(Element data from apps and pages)
****************************************

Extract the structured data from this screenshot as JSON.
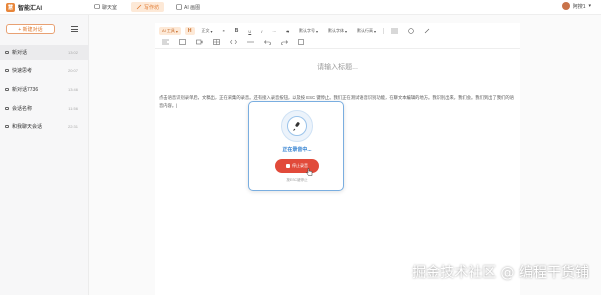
{
  "app": {
    "logo_text": "智能汇AI",
    "logo_badge": "慧"
  },
  "nav": {
    "tabs": [
      {
        "label": "聊天室",
        "active": false
      },
      {
        "label": "写作坊",
        "active": true
      },
      {
        "label": "AI 画图",
        "active": false
      }
    ]
  },
  "user": {
    "name": "阿搜1"
  },
  "sidebar": {
    "new_chat_label": "+ 新建对话",
    "conversations": [
      {
        "title": "新对话",
        "time": "13:02",
        "active": true
      },
      {
        "title": "快速思考",
        "time": "20:07",
        "active": false
      },
      {
        "title": "新对话7736",
        "time": "13:46",
        "active": false
      },
      {
        "title": "会话名称",
        "time": "11:56",
        "active": false
      },
      {
        "title": "和我聊天会话",
        "time": "22:31",
        "active": false
      }
    ]
  },
  "toolbar": {
    "ai_tools": "AI 工具",
    "h_label": "H",
    "body_label": "正文",
    "quote": "❝",
    "bold": "B",
    "underline": "U",
    "italic": "I",
    "more": "···",
    "strike": "S",
    "font_size": "默认字号",
    "font_family": "默认字体",
    "line_height": "默认行高"
  },
  "editor": {
    "title_placeholder": "请输入标题...",
    "body": "点击语音识别录单后，文稿出，正在采集的录音。还有接入录音按钮，以及按 ESC 键停止。我们正在测试语音识别功能，在聊文本编辑的地方。我识别出来，我们会。我们到出了我们的语音内容。|"
  },
  "recording": {
    "status": "正在录音中...",
    "stop_label": "停止录音",
    "hint": "按ESC键停止"
  },
  "watermark": "掘金技术社区 @ 编程干货铺",
  "colors": {
    "accent": "#e0782e",
    "record_blue": "#2f7fd0",
    "stop_red": "#e14a3a"
  }
}
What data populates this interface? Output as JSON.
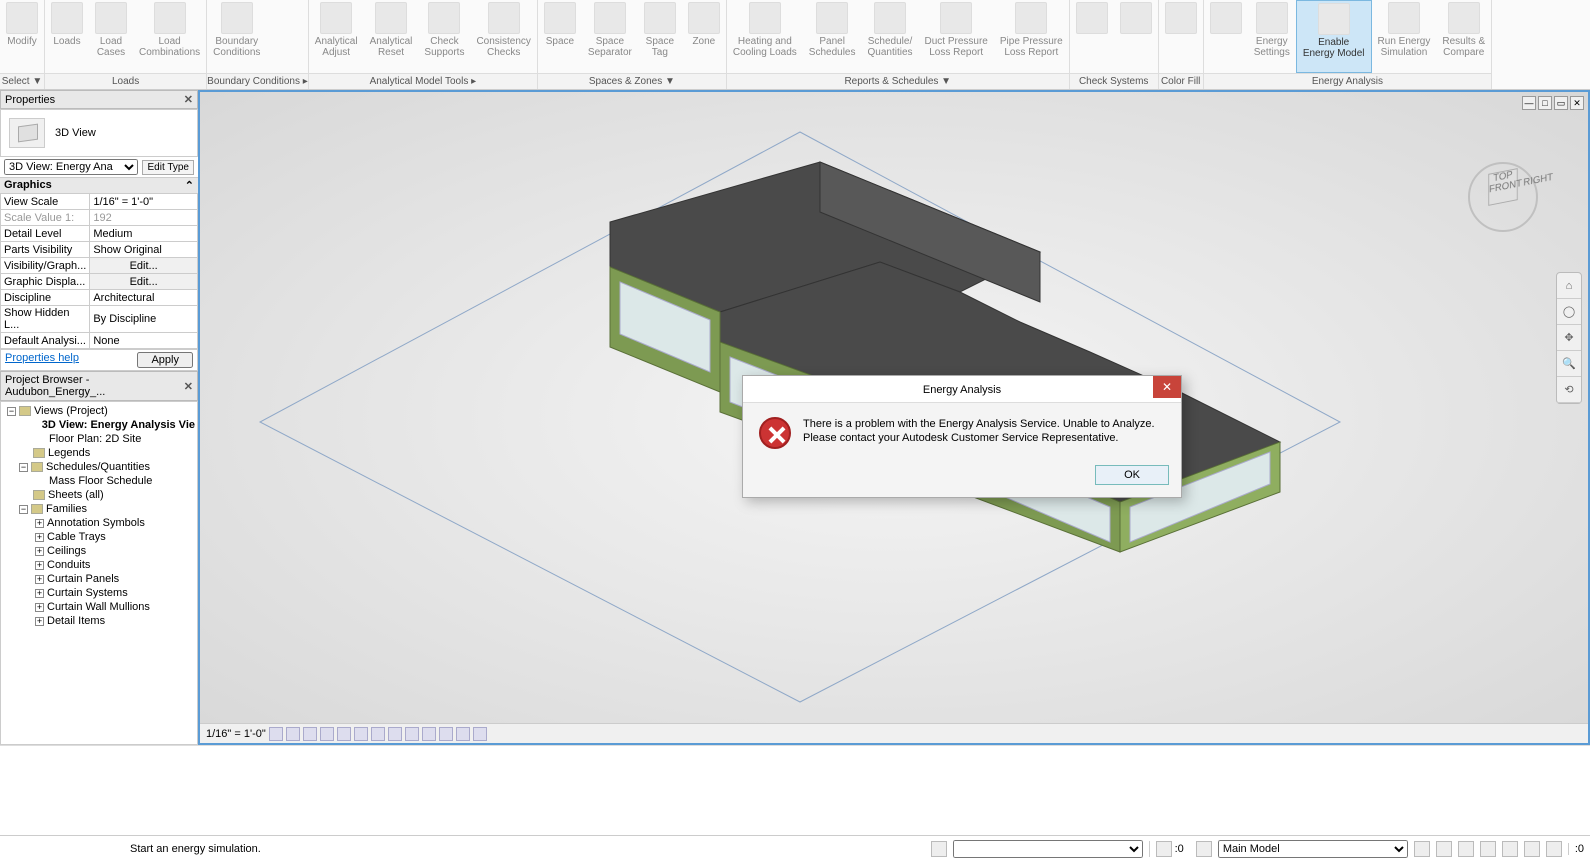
{
  "ribbon": {
    "groups": [
      {
        "label": "Select ▼",
        "buttons": [
          {
            "l": "Modify"
          }
        ]
      },
      {
        "label": "Loads",
        "buttons": [
          {
            "l": "Loads"
          },
          {
            "l": "Load\nCases"
          },
          {
            "l": "Load\nCombinations"
          }
        ]
      },
      {
        "label": "Boundary Conditions  ▸",
        "buttons": [
          {
            "l": "Boundary\nConditions"
          }
        ]
      },
      {
        "label": "Analytical Model Tools        ▸",
        "buttons": [
          {
            "l": "Analytical\nAdjust"
          },
          {
            "l": "Analytical\nReset"
          },
          {
            "l": "Check\nSupports"
          },
          {
            "l": "Consistency\nChecks"
          }
        ]
      },
      {
        "label": "Spaces & Zones ▼",
        "buttons": [
          {
            "l": "Space"
          },
          {
            "l": "Space\nSeparator"
          },
          {
            "l": "Space\nTag"
          },
          {
            "l": "Zone"
          }
        ]
      },
      {
        "label": "Reports & Schedules ▼",
        "buttons": [
          {
            "l": "Heating and\nCooling Loads"
          },
          {
            "l": "Panel\nSchedules"
          },
          {
            "l": "Schedule/\nQuantities"
          },
          {
            "l": "Duct Pressure\nLoss Report"
          },
          {
            "l": "Pipe Pressure\nLoss Report"
          }
        ]
      },
      {
        "label": "Check Systems",
        "buttons": [
          {
            "l": ""
          },
          {
            "l": ""
          }
        ]
      },
      {
        "label": "Color Fill",
        "buttons": [
          {
            "l": ""
          }
        ]
      },
      {
        "label": "Energy Analysis",
        "buttons": [
          {
            "l": ""
          },
          {
            "l": "Energy\nSettings"
          },
          {
            "l": "Enable\nEnergy Model",
            "active": true
          },
          {
            "l": "Run Energy\nSimulation"
          },
          {
            "l": "Results &\nCompare"
          }
        ]
      }
    ]
  },
  "properties": {
    "title": "Properties",
    "type": "3D View",
    "selector": "3D View: Energy Ana",
    "editType": "Edit Type",
    "groupGraphics": "Graphics",
    "rows": [
      {
        "k": "View Scale",
        "v": "1/16\" = 1'-0\""
      },
      {
        "k": "Scale Value   1:",
        "v": "192",
        "dim": true
      },
      {
        "k": "Detail Level",
        "v": "Medium"
      },
      {
        "k": "Parts Visibility",
        "v": "Show Original"
      },
      {
        "k": "Visibility/Graph...",
        "v": "Edit...",
        "btn": true
      },
      {
        "k": "Graphic Displa...",
        "v": "Edit...",
        "btn": true
      },
      {
        "k": "Discipline",
        "v": "Architectural"
      },
      {
        "k": "Show Hidden L...",
        "v": "By Discipline"
      },
      {
        "k": "Default Analysi...",
        "v": "None"
      }
    ],
    "help": "Properties help",
    "apply": "Apply"
  },
  "browser": {
    "title": "Project Browser - Audubon_Energy_...",
    "items": [
      {
        "t": "Views (Project)",
        "lvl": 0,
        "exp": "−",
        "ico": true
      },
      {
        "t": "3D View: Energy Analysis Vie",
        "lvl": 2,
        "bold": true
      },
      {
        "t": "Floor Plan: 2D Site",
        "lvl": 2
      },
      {
        "t": "Legends",
        "lvl": 1,
        "ico": true
      },
      {
        "t": "Schedules/Quantities",
        "lvl": 1,
        "exp": "−",
        "ico": true
      },
      {
        "t": "Mass Floor Schedule",
        "lvl": 2
      },
      {
        "t": "Sheets (all)",
        "lvl": 1,
        "ico": true
      },
      {
        "t": "Families",
        "lvl": 1,
        "exp": "−",
        "ico": true
      },
      {
        "t": "Annotation Symbols",
        "lvl": 2,
        "exp": "+"
      },
      {
        "t": "Cable Trays",
        "lvl": 2,
        "exp": "+"
      },
      {
        "t": "Ceilings",
        "lvl": 2,
        "exp": "+"
      },
      {
        "t": "Conduits",
        "lvl": 2,
        "exp": "+"
      },
      {
        "t": "Curtain Panels",
        "lvl": 2,
        "exp": "+"
      },
      {
        "t": "Curtain Systems",
        "lvl": 2,
        "exp": "+"
      },
      {
        "t": "Curtain Wall Mullions",
        "lvl": 2,
        "exp": "+"
      },
      {
        "t": "Detail Items",
        "lvl": 2,
        "exp": "+"
      }
    ]
  },
  "dialog": {
    "title": "Energy Analysis",
    "msg": "There is a problem with the Energy Analysis Service.  Unable to Analyze.\nPlease contact your Autodesk Customer Service Representative.",
    "ok": "OK"
  },
  "viewbar": {
    "scale": "1/16\" = 1'-0\""
  },
  "statusbar": {
    "hint": "Start an energy simulation.",
    "zeroLabel": ":0",
    "workset": "Main Model"
  },
  "viewcube": {
    "top": "TOP",
    "front": "FRONT",
    "right": "RIGHT"
  }
}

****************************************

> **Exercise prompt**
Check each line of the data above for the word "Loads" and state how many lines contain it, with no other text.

> **Completed task**
3